My 1 year old loves playing soccer, obviously he is too young to say it out loud, but his actions speak for itself. At home, outside our home, in the park, all he wants to do is to play with the ball. Today was no different, I took him to the park so he can play soccer, but then I saw plenty of kids dressed in red and blue jerseys at a make shift soccer field. And it was only natural that we both wanted to see the game since we both were soccer lovers.
As we got closer to the field, we saw, there was quite a bit of an audience as well. They were most likely the parents of the players who were all eagerly waiting on the sidelines to see their kids in action. The coach blew the whistle signaling all the players to line up. And just when the game was almost about to start, 2 more players hurried on to the field.
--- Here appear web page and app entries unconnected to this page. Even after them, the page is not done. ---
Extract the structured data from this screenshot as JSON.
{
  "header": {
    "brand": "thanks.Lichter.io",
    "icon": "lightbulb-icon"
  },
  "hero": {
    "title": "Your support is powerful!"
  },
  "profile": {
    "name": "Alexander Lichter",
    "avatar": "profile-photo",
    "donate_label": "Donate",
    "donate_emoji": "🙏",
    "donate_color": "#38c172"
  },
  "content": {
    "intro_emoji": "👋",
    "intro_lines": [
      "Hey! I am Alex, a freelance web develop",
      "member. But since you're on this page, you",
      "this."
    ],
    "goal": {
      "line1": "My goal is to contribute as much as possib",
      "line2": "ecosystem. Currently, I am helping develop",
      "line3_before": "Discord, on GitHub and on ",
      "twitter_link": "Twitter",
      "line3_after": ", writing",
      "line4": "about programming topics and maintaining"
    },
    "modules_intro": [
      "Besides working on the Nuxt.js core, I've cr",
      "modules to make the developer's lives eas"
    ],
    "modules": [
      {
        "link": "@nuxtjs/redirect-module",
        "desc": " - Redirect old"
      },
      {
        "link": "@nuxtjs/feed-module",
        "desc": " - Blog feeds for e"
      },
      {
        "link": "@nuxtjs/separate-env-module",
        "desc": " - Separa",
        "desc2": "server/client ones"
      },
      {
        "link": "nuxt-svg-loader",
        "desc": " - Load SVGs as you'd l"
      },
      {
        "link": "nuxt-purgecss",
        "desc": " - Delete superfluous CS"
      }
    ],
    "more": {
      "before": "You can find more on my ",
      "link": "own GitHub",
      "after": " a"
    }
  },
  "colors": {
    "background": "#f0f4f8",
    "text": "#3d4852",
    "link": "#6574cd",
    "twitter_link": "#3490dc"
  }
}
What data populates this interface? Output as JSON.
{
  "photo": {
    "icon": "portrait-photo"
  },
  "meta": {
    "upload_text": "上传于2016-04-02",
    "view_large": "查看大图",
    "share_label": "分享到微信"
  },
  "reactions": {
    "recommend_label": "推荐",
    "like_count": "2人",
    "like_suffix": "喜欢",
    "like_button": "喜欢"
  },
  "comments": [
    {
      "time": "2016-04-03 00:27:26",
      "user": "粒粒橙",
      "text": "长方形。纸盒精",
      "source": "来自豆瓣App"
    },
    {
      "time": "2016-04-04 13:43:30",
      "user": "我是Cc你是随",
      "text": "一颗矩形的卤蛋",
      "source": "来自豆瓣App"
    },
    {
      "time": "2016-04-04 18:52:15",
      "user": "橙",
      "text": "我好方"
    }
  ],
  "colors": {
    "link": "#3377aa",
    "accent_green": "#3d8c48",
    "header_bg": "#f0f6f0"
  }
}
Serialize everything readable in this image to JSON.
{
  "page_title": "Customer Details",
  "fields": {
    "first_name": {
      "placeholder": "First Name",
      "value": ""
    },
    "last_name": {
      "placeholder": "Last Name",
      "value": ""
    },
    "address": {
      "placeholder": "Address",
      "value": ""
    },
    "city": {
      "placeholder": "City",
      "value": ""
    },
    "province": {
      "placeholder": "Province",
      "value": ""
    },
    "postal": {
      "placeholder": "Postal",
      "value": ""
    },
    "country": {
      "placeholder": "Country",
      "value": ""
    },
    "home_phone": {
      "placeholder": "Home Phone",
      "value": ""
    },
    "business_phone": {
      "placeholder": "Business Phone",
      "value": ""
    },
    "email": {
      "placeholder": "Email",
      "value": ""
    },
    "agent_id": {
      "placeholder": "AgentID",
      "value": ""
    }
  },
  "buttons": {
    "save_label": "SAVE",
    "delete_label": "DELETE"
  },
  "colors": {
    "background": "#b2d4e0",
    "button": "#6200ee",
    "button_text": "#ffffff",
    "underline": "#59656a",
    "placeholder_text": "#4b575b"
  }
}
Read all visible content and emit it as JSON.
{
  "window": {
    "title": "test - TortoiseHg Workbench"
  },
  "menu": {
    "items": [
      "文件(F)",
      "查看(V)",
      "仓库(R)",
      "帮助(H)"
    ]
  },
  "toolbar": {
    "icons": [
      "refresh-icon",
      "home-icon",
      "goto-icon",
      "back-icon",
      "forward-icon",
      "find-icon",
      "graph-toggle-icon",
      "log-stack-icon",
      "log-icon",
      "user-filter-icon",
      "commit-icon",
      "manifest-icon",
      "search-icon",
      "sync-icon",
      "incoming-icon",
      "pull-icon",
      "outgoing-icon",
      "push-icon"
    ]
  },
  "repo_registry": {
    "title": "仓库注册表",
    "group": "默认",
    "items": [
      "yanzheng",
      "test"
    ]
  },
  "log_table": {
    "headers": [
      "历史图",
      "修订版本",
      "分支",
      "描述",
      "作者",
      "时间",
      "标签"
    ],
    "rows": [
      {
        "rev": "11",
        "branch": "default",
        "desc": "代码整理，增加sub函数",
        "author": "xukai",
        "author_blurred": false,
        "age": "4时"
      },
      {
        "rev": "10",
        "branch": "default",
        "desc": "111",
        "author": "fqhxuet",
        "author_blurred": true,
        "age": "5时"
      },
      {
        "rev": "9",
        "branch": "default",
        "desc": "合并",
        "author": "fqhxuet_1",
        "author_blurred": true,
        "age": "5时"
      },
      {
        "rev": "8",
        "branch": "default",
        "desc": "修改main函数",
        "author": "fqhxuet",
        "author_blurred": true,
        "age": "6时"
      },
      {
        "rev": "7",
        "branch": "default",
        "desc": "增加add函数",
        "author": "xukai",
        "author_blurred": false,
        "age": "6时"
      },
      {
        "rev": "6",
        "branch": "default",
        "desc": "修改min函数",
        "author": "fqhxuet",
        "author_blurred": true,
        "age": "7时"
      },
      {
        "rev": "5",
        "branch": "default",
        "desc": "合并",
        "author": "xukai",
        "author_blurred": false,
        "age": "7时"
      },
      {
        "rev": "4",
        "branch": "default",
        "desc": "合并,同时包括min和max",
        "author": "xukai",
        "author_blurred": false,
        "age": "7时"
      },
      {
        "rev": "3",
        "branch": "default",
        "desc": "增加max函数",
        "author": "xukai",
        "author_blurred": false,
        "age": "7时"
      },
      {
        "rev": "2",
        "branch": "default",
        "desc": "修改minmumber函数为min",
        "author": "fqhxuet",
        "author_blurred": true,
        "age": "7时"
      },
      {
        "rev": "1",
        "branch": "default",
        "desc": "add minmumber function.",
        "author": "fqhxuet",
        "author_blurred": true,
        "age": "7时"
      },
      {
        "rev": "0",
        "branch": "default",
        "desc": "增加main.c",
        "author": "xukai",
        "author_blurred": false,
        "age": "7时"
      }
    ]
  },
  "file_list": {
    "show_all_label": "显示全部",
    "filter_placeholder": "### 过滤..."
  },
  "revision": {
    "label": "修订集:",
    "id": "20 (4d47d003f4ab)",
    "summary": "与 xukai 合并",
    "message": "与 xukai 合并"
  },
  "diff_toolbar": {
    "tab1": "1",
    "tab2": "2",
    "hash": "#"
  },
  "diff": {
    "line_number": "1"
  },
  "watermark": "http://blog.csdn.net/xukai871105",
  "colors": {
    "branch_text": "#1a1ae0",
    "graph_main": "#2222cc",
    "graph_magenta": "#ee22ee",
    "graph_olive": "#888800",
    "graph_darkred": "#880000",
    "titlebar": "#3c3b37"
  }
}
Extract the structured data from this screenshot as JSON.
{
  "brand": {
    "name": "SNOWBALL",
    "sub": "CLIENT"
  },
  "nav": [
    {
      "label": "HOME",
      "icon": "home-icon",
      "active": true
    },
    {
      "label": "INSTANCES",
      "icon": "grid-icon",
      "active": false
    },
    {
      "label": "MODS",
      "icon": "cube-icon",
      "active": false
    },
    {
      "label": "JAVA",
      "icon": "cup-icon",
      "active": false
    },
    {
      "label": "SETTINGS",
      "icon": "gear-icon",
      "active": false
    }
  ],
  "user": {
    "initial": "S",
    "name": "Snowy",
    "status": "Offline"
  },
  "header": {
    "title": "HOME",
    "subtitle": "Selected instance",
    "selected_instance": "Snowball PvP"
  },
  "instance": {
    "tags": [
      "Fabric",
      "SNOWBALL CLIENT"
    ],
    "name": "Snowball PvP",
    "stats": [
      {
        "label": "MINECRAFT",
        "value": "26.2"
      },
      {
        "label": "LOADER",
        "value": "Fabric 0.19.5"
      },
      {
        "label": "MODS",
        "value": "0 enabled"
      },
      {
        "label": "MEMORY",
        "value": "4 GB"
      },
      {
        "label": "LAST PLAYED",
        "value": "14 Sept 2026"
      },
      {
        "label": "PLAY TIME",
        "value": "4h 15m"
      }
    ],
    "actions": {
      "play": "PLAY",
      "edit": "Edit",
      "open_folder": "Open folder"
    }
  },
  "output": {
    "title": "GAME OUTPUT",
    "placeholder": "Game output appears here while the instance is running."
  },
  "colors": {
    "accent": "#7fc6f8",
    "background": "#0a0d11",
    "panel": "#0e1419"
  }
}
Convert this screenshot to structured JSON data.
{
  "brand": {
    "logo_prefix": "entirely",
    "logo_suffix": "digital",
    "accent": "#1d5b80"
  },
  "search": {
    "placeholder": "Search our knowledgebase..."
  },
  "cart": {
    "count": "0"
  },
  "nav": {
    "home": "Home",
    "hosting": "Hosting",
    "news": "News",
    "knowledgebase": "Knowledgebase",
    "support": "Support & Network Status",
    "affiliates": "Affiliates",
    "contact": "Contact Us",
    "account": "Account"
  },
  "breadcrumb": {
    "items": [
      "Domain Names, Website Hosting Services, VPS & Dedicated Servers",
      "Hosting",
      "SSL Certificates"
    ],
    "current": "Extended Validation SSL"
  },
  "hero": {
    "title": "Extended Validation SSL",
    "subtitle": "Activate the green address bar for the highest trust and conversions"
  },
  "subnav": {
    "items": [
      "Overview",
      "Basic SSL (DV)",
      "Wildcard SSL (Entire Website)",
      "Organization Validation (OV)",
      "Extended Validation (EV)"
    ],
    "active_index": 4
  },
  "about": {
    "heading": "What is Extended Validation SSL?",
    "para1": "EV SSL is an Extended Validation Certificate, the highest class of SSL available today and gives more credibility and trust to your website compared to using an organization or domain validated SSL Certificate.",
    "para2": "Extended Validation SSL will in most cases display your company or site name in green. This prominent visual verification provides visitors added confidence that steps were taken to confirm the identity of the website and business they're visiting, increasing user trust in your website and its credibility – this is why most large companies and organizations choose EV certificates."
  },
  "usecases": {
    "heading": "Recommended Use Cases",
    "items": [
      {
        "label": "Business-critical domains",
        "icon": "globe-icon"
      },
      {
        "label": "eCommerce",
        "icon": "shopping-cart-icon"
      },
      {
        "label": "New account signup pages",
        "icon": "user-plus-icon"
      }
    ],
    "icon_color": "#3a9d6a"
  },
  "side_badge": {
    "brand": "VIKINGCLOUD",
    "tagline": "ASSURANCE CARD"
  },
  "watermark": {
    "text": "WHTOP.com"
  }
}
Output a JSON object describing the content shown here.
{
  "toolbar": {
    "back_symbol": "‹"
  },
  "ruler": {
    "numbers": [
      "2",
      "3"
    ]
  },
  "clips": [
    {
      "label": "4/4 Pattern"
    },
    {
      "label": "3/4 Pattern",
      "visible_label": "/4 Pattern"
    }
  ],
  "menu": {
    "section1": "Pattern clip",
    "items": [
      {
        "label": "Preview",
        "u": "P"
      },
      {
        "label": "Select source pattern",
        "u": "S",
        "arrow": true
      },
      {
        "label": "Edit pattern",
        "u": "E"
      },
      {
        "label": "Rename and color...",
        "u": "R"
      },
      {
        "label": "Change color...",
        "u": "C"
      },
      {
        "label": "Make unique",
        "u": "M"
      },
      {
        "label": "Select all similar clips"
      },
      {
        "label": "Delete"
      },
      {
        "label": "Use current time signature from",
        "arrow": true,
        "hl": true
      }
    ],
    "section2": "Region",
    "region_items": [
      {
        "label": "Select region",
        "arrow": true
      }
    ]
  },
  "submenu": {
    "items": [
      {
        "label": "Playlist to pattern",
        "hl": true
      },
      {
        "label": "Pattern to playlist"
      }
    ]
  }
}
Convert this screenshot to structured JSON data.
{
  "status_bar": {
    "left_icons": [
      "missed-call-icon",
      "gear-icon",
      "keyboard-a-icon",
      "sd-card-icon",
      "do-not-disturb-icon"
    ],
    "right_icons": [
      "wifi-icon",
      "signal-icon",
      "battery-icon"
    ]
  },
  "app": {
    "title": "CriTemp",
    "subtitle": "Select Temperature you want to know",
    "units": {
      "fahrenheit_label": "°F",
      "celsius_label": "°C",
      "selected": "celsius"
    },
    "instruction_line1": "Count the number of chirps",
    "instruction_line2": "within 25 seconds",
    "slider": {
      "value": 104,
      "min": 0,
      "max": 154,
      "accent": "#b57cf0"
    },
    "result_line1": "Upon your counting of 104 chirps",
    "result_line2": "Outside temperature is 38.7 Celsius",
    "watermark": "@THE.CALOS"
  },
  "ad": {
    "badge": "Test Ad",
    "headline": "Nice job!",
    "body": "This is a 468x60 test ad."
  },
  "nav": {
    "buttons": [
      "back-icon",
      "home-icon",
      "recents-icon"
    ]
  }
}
It was all set. What’s unique about the game was each player was accompanied by either their mom or dad or a guardian – hand holding the players. The kids were mentally challenged.
Unfortunately I couldn’t watch the entire game and had to go back home. When I told my wife what I just saw at the park, she said “Back home in India, the mentally challenged would have a tough time integrating into the society. There was no systematic support to create opportunities for the mentally challenged”. This was true to a very large extent unless of course the kid happened to be from a well to do family. In fact, growing up, I had a first hand experience of how unfortunate the whole situation was.
Seshu was much elder to us but his behavior was that of a child. He had trouble expressing himself, articulating, but he would understand everything. During our interaction with him, more than him realizing that he was differently abled we made him realize this by mistreating him, heckling him, bullying him and our behavior towards him ensured that he can never mingle with us and can never become one of us. At times, I use to wonder who had the disability, was it Seshu or was it us. Despite having grown both physically and mentally, despite being the so called educated we discriminated against him and ill treated him.
It was hard enough to be differently abled in a country like India because of the social stigma attached to them, it was even more harder due to lack of any support system. The support system I’m referring to is not for the differently abled but for the abled people like us on how not to misuse our abilities.
Seshu is no more in this world but he will always remind me that I’m the disabled, that i need to grow up in my mental abilities.
And as for the soccer game earlier today, I was lucky enough to witness a goal by the red team and the player who scored the goal tried to celebrate it by taking out his jersey :-).